··· DATA EXTRACT

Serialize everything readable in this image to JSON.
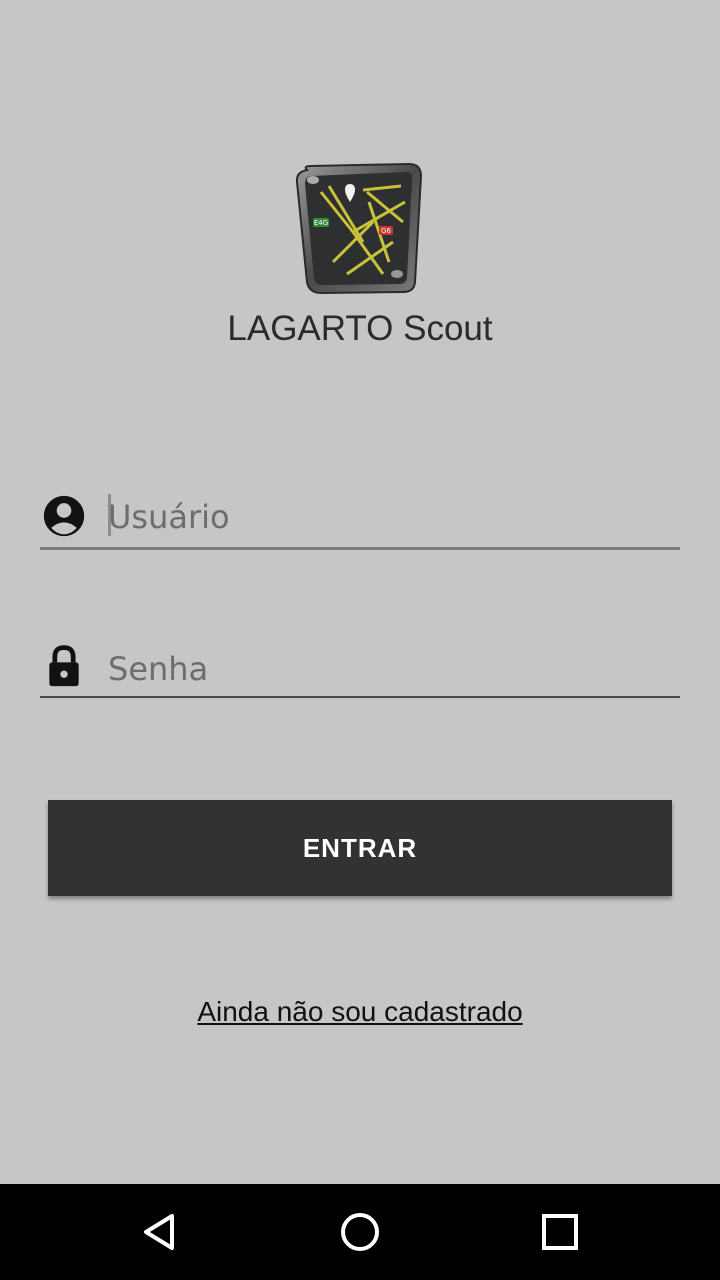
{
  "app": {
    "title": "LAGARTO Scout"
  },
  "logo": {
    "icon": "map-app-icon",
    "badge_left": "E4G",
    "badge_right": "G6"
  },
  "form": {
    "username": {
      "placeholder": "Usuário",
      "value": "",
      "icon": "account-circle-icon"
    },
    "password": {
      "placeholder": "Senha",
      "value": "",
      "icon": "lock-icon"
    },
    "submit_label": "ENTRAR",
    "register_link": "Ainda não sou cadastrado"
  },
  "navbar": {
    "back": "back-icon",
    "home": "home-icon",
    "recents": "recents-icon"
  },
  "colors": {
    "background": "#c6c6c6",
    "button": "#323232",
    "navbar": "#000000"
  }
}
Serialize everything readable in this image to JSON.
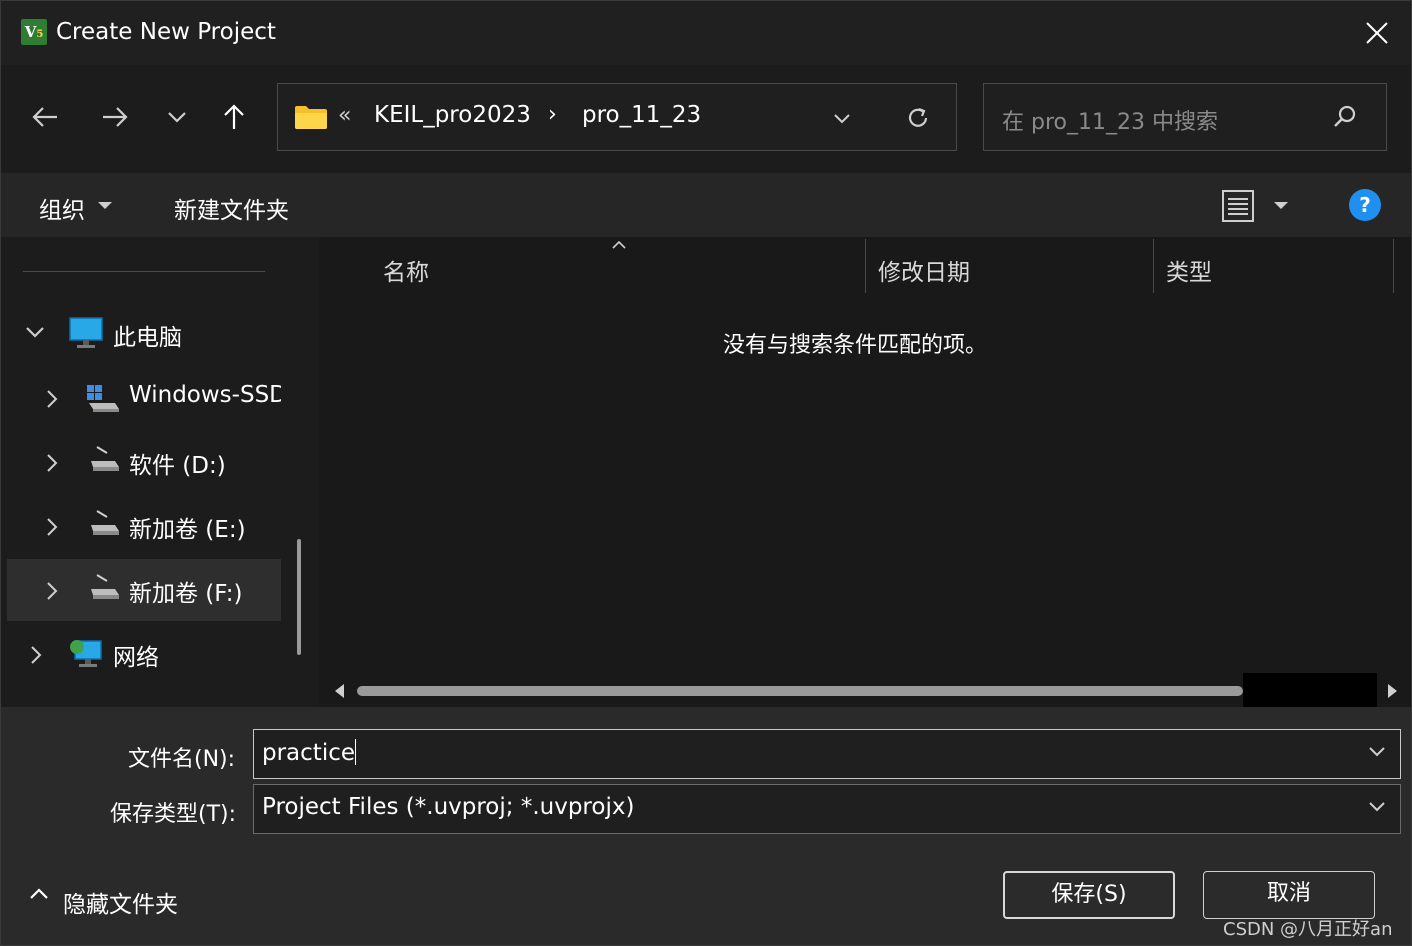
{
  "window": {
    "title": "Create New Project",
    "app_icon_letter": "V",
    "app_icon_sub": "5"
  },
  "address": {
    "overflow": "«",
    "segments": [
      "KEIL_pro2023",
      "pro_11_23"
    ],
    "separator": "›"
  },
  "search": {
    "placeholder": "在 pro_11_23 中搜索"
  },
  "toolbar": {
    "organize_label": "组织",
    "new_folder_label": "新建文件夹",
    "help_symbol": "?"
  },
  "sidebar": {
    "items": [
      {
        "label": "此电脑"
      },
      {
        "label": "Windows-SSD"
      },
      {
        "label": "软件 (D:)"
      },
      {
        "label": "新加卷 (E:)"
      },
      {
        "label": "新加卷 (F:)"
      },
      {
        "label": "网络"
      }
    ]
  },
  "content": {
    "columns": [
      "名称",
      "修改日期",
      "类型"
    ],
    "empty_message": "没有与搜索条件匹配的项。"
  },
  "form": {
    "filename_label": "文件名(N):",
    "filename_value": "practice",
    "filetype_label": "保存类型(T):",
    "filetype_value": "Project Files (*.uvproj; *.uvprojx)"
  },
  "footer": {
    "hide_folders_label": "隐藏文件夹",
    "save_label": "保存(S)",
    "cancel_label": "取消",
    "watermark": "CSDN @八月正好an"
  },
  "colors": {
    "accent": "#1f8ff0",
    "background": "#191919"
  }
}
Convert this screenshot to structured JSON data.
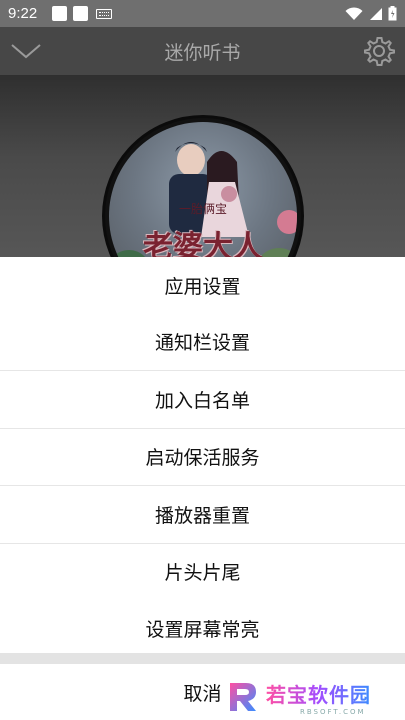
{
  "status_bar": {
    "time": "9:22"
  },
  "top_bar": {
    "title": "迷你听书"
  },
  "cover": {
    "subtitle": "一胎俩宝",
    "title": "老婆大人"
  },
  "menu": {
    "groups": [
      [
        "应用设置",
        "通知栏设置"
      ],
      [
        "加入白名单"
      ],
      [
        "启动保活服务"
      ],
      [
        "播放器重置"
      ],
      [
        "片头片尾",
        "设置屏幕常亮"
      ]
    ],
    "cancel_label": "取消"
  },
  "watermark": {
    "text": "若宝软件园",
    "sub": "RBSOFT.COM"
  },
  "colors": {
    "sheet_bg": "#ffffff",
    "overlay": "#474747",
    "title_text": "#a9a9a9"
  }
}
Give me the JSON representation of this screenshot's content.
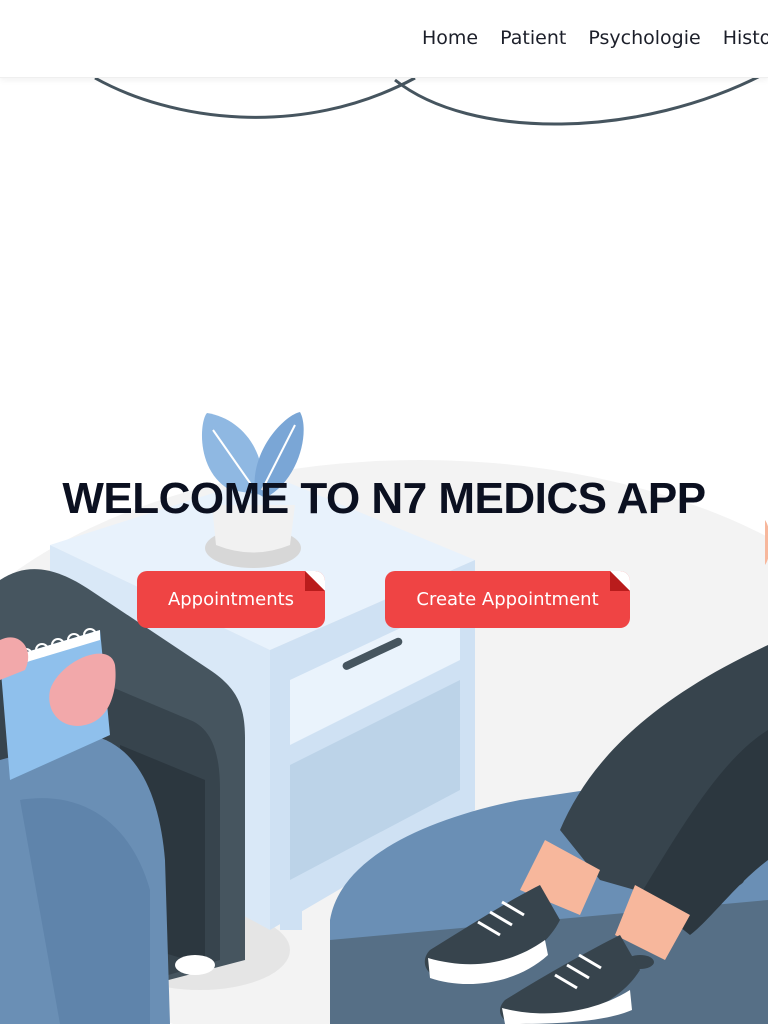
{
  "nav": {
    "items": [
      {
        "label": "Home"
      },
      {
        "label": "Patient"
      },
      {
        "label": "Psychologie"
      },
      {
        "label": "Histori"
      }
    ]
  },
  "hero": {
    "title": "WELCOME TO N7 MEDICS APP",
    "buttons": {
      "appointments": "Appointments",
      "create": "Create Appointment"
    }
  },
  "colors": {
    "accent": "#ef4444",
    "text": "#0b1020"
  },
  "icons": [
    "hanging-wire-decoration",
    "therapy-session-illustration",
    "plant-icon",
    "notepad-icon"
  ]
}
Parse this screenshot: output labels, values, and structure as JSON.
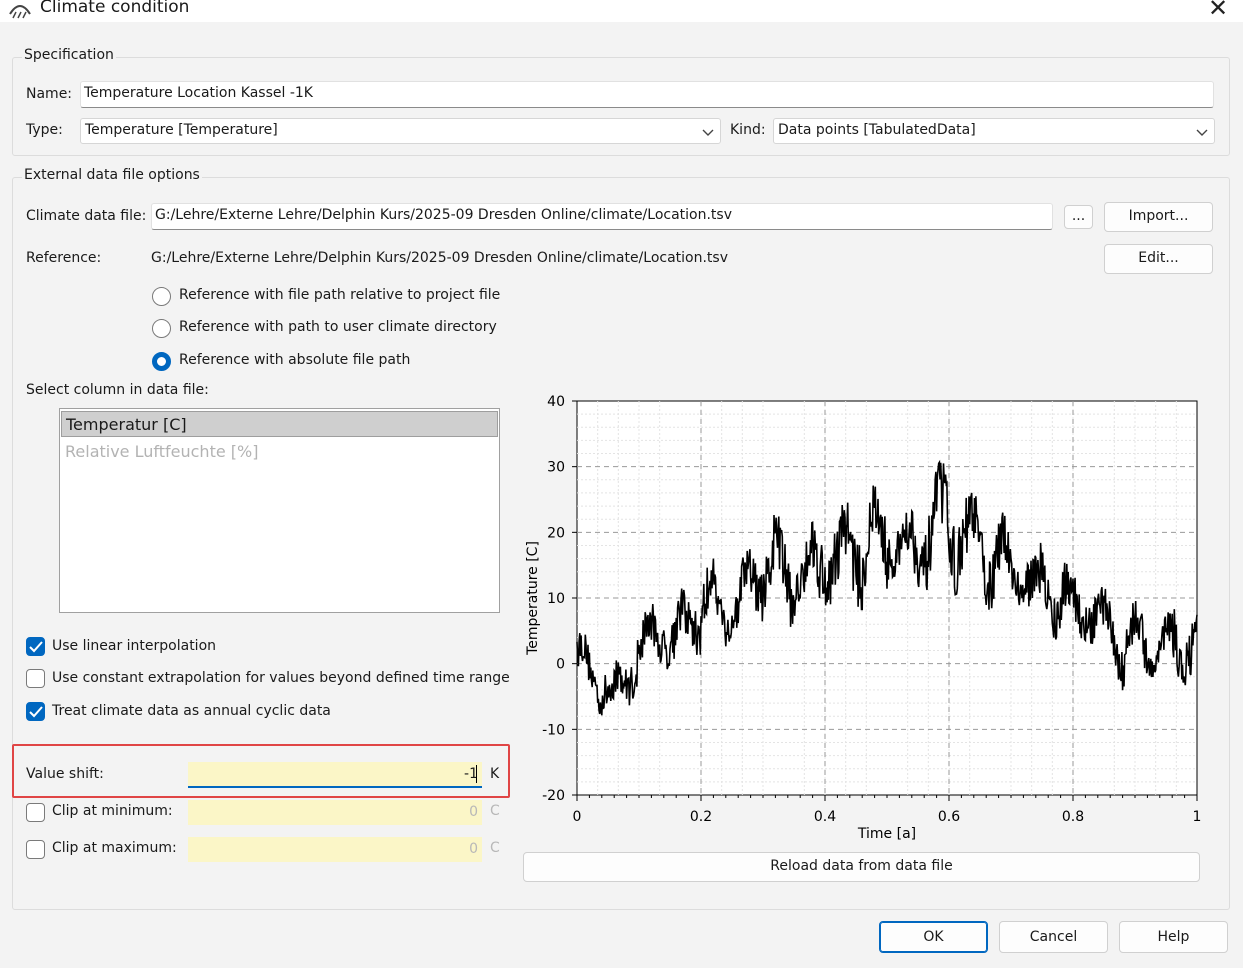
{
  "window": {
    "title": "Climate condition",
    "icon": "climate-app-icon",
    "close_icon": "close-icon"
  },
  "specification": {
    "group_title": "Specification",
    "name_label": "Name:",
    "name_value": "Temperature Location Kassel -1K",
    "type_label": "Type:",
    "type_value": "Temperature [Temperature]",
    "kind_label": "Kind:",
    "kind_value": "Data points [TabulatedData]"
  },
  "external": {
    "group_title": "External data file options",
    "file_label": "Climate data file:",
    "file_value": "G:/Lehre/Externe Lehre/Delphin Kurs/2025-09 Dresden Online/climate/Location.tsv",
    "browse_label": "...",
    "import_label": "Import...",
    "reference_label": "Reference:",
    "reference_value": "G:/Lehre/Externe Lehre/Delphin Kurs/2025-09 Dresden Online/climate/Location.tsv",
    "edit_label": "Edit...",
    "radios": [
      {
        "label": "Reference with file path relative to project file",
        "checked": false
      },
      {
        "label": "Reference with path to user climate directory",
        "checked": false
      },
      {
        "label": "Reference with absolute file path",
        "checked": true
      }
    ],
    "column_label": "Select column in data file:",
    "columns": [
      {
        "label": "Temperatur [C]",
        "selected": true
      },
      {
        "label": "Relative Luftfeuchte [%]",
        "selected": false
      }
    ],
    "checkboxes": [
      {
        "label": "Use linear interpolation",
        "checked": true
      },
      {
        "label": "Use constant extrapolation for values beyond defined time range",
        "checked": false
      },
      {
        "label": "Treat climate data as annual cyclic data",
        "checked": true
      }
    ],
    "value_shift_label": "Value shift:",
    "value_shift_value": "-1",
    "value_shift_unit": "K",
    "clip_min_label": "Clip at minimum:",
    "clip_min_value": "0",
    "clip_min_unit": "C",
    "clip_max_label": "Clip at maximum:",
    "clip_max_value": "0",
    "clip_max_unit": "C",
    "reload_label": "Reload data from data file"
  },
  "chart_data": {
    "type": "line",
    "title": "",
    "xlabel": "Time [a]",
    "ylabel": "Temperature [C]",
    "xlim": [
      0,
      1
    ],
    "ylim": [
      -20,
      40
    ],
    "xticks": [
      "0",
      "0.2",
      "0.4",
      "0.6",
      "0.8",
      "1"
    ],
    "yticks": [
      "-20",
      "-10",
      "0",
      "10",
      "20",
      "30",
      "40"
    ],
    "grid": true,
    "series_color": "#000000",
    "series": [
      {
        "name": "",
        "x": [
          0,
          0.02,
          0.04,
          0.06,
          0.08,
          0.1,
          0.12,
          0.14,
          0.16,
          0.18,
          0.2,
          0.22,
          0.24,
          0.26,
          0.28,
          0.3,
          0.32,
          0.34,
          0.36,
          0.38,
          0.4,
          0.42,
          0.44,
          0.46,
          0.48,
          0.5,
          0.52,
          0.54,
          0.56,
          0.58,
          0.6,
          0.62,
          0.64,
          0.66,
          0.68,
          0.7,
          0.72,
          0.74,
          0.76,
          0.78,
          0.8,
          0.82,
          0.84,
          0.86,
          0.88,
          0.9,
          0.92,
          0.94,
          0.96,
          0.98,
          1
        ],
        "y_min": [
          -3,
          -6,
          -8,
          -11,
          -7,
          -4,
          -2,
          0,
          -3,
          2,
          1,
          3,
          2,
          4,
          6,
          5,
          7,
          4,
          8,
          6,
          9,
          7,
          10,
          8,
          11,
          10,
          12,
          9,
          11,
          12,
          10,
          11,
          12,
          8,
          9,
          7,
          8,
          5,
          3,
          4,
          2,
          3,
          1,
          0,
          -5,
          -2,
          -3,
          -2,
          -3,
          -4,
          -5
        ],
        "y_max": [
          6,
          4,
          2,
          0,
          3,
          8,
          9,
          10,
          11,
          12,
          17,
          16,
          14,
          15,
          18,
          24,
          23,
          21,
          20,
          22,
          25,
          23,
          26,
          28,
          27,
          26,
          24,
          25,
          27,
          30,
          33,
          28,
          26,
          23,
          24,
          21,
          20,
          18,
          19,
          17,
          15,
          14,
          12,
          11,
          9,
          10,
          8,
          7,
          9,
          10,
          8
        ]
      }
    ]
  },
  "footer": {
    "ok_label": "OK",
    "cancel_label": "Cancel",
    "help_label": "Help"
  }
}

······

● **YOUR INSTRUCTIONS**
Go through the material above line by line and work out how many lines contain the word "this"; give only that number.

● **SOLUTION**
5